HIV Test NowHIV testing is an important part of self-care. HIV Test Now is an educational resource to help people get tested and know their HIV status.
Help Stop the VirusHIV education for everyone, showing how prevention, testing, and treatment work together to help stop HIV in our bodies and communities, featuring videos and other resources.
None of us can do this work alone—seeing the age of HIV come to an end is a collective mission. That’s why we work closely with healthcare providers, researchers, academics, policymakers, advocates, activists, people living with HIV, and people at risk for HIV.
Working with the community toward our collective, common goal of ending the HIV epidemic, we’re supporting the innovative work of grassroots organizations to help improve access to care by eliminating barriers and advancing education. Below are some of our key partnerships and initiatives in HIV:
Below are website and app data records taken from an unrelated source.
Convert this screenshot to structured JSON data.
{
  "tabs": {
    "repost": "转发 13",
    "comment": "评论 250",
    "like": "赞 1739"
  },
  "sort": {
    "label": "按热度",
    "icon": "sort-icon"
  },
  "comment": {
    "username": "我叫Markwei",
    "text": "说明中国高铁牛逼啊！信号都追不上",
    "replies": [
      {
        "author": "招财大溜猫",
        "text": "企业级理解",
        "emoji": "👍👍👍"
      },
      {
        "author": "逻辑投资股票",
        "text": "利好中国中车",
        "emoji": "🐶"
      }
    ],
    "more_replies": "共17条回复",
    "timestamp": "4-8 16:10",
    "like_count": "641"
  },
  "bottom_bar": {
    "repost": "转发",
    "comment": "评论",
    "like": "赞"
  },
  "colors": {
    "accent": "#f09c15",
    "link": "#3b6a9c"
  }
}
AIDSVu.orgCreated in partnership with Emory University’s Rollins School of Public Health and the Center for AIDS Research at Emory University (CFAR), AIDSVu.org is an interactive mapping tool that helps users visualize HIV data at the national, regional, and local levels, and provides location services for HIV testing, prevention, and care.
HIV Age Positively®Aims to support programs focused on improving the quality of life and health of those aging with HIV, and making an impact on HIV policy.
TRANScend®Supports trans-led organizations working to reduce the impact of HIV within non-binary and transgender communities.
To keep forward momentum on all of these causes, we’ve created this website as an educational resource for emerging leaders and advocates in the HIV community who are engaged in our shared work to help end the HIV epidemic.Explore more